◆ Excerpts from an interface dataset

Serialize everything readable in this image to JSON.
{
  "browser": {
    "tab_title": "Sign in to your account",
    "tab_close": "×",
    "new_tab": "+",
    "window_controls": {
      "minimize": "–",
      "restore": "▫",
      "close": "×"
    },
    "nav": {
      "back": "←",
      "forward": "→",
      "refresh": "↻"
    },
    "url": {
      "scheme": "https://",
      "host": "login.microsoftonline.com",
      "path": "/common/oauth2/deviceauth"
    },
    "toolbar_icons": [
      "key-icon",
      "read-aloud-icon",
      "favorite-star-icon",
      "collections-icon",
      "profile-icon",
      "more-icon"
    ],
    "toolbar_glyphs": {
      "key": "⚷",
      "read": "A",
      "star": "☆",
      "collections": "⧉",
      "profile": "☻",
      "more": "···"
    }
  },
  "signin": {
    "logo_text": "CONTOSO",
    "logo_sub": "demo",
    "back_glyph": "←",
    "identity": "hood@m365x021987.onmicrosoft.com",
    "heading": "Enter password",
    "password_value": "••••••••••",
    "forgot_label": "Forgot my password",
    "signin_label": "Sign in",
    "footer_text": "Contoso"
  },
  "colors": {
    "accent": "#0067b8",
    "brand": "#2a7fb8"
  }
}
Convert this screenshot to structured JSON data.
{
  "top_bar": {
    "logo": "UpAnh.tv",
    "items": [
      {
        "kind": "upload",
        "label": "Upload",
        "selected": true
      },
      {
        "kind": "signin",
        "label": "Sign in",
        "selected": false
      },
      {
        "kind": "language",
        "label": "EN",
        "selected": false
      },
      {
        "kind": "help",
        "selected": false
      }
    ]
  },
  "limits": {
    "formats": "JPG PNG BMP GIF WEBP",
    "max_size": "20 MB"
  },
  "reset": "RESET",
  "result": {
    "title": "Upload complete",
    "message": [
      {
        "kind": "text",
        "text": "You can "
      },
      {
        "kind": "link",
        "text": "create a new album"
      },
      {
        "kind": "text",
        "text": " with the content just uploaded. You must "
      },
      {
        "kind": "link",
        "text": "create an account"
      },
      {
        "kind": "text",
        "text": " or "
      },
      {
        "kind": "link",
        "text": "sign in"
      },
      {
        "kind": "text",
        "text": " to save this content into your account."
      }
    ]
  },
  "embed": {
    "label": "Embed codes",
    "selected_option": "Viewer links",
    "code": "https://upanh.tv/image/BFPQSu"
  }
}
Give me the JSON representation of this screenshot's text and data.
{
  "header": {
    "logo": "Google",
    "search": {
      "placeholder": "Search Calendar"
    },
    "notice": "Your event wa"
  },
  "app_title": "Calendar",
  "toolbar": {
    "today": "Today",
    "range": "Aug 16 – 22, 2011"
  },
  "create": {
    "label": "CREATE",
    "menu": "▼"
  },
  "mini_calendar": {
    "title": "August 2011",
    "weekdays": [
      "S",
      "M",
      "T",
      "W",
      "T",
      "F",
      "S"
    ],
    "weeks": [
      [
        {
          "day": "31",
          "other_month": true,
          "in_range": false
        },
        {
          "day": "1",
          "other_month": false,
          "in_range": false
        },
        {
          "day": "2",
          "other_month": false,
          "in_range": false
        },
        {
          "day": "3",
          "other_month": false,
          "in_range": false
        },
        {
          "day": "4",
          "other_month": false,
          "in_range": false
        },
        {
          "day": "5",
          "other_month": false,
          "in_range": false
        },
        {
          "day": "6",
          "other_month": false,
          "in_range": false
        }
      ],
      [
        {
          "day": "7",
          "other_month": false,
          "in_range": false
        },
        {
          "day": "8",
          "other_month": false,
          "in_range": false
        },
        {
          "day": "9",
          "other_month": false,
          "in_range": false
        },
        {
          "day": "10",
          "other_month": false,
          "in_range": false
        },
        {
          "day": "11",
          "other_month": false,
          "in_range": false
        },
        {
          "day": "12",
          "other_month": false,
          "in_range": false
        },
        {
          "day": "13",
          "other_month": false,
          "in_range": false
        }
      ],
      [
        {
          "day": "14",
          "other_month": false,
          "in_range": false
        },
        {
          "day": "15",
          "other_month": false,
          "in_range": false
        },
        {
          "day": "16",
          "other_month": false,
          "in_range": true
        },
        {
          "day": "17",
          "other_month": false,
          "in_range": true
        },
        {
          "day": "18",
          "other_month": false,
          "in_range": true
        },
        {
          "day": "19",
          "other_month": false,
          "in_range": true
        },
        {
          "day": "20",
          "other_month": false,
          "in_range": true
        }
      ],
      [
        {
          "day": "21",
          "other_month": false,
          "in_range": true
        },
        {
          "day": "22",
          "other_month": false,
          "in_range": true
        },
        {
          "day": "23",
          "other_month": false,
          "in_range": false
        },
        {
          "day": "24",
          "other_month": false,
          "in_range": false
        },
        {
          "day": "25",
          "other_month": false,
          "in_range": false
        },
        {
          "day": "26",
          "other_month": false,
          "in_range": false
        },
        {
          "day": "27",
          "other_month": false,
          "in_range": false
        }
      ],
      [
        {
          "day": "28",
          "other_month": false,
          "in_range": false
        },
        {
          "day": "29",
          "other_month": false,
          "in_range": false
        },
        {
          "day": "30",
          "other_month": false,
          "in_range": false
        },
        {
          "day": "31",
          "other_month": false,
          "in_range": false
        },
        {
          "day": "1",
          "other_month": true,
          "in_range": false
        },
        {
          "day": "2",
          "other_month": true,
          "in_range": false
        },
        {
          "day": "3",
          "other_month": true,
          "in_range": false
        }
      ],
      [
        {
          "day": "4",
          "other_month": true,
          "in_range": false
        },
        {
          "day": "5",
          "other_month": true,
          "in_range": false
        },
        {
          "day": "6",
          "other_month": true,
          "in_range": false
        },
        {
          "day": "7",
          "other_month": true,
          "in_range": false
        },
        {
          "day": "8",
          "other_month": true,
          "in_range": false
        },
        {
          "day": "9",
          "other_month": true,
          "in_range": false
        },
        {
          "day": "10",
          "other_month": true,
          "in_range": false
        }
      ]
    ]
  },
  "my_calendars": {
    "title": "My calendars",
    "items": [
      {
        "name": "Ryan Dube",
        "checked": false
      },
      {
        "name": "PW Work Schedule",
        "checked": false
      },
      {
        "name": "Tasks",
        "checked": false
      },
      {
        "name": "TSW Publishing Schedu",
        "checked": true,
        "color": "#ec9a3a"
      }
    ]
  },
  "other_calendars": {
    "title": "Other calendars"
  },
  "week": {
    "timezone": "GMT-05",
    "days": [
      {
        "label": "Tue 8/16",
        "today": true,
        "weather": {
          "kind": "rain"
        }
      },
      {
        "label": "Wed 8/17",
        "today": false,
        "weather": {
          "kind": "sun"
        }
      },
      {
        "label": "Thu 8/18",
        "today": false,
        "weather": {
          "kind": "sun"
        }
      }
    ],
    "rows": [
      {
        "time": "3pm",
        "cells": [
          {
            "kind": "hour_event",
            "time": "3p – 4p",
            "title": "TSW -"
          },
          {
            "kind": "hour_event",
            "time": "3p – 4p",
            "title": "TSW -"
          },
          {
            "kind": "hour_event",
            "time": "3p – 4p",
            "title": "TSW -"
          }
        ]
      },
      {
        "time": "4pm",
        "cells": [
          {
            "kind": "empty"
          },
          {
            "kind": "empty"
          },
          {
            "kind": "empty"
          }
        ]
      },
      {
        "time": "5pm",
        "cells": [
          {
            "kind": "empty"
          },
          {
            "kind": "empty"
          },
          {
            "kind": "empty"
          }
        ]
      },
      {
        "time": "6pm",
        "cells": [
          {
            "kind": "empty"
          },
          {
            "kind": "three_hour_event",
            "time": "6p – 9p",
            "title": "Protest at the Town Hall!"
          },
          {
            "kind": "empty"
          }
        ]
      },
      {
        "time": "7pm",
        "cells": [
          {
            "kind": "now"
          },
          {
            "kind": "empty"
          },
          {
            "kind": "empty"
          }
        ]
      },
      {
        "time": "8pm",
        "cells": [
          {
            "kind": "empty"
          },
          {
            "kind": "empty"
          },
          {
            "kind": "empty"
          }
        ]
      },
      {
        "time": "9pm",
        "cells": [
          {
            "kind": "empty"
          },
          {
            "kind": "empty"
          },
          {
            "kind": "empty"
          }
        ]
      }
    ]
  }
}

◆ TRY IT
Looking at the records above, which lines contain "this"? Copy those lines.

◆ RESULT
Serialize everything readable in this image to JSON.
Convert this screenshot to structured JSON data.
        "text": " to save this content into your account."
Give me the JSON representation of this screenshot's text and data.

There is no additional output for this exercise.